# Your instructions
Your answer must consist of the records below, reproduced exactly, with every picture removed.

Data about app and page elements
┄┄┄┄┄┄
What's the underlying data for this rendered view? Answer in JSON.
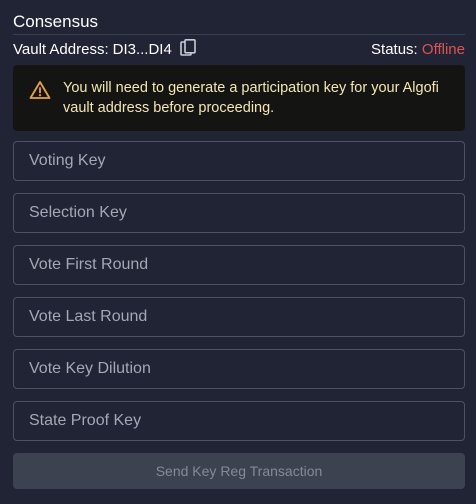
{
  "header": {
    "title": "Consensus"
  },
  "vault": {
    "address_label": "Vault Address:",
    "address_value": "DI3...DI4",
    "copy_icon": "copy-icon",
    "status_label": "Status:",
    "status_value": "Offline",
    "status_color": "#e05252"
  },
  "warning": {
    "icon": "warning-icon",
    "text": "You will need to generate a participation key for your Algofi vault address before proceeding.",
    "accent_color": "#e8a33d"
  },
  "fields": [
    {
      "placeholder": "Voting Key",
      "value": ""
    },
    {
      "placeholder": "Selection Key",
      "value": ""
    },
    {
      "placeholder": "Vote First Round",
      "value": ""
    },
    {
      "placeholder": "Vote Last Round",
      "value": ""
    },
    {
      "placeholder": "Vote Key Dilution",
      "value": ""
    },
    {
      "placeholder": "State Proof Key",
      "value": ""
    }
  ],
  "submit": {
    "label": "Send Key Reg Transaction",
    "disabled": true
  }
}
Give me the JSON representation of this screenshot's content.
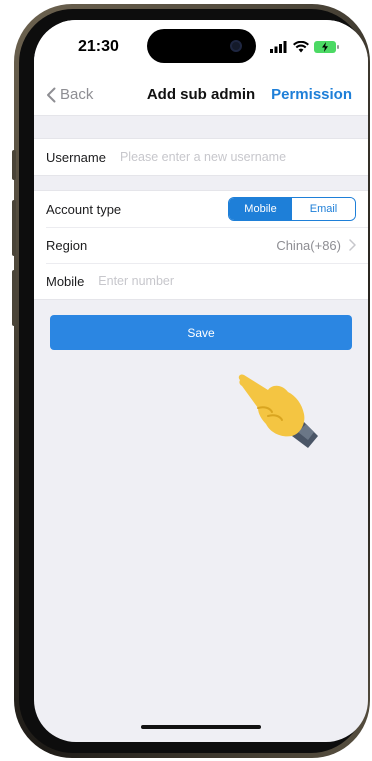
{
  "status_bar": {
    "time": "21:30",
    "icons": [
      "signal-icon",
      "wifi-icon",
      "battery-charging-icon"
    ]
  },
  "nav": {
    "back_label": "Back",
    "title": "Add sub admin",
    "permission_label": "Permission"
  },
  "form": {
    "username": {
      "label": "Username",
      "value": "",
      "placeholder": "Please enter a new username"
    },
    "account_type": {
      "label": "Account type",
      "options": [
        "Mobile",
        "Email"
      ],
      "selected": "Mobile"
    },
    "region": {
      "label": "Region",
      "value": "China(+86)"
    },
    "mobile": {
      "label": "Mobile",
      "value": "",
      "placeholder": "Enter number"
    }
  },
  "save_label": "Save",
  "colors": {
    "accent": "#1e7fd8",
    "button": "#2b86e2",
    "background": "#efeff4"
  }
}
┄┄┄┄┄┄
# Reply
What's the underlying data for this rendered view? Answer in JSON.
{
  "header": {
    "title": "Consensus"
  },
  "vault": {
    "address_label": "Vault Address:",
    "address_value": "DI3...DI4",
    "copy_icon": "copy-icon",
    "status_label": "Status:",
    "status_value": "Offline",
    "status_color": "#e05252"
  },
  "warning": {
    "icon": "warning-icon",
    "text": "You will need to generate a participation key for your Algofi vault address before proceeding.",
    "accent_color": "#e8a33d"
  },
  "fields": [
    {
      "placeholder": "Voting Key",
      "value": ""
    },
    {
      "placeholder": "Selection Key",
      "value": ""
    },
    {
      "placeholder": "Vote First Round",
      "value": ""
    },
    {
      "placeholder": "Vote Last Round",
      "value": ""
    },
    {
      "placeholder": "Vote Key Dilution",
      "value": ""
    },
    {
      "placeholder": "State Proof Key",
      "value": ""
    }
  ],
  "submit": {
    "label": "Send Key Reg Transaction",
    "disabled": true
  }
}
Give me the JSON representation of this screenshot's content.
{
  "status_bar": {
    "time": "21:30",
    "icons": [
      "signal-icon",
      "wifi-icon",
      "battery-charging-icon"
    ]
  },
  "nav": {
    "back_label": "Back",
    "title": "Add sub admin",
    "permission_label": "Permission"
  },
  "form": {
    "username": {
      "label": "Username",
      "value": "",
      "placeholder": "Please enter a new username"
    },
    "account_type": {
      "label": "Account type",
      "options": [
        "Mobile",
        "Email"
      ],
      "selected": "Mobile"
    },
    "region": {
      "label": "Region",
      "value": "China(+86)"
    },
    "mobile": {
      "label": "Mobile",
      "value": "",
      "placeholder": "Enter number"
    }
  },
  "save_label": "Save",
  "colors": {
    "accent": "#1e7fd8",
    "button": "#2b86e2",
    "background": "#efeff4"
  }
}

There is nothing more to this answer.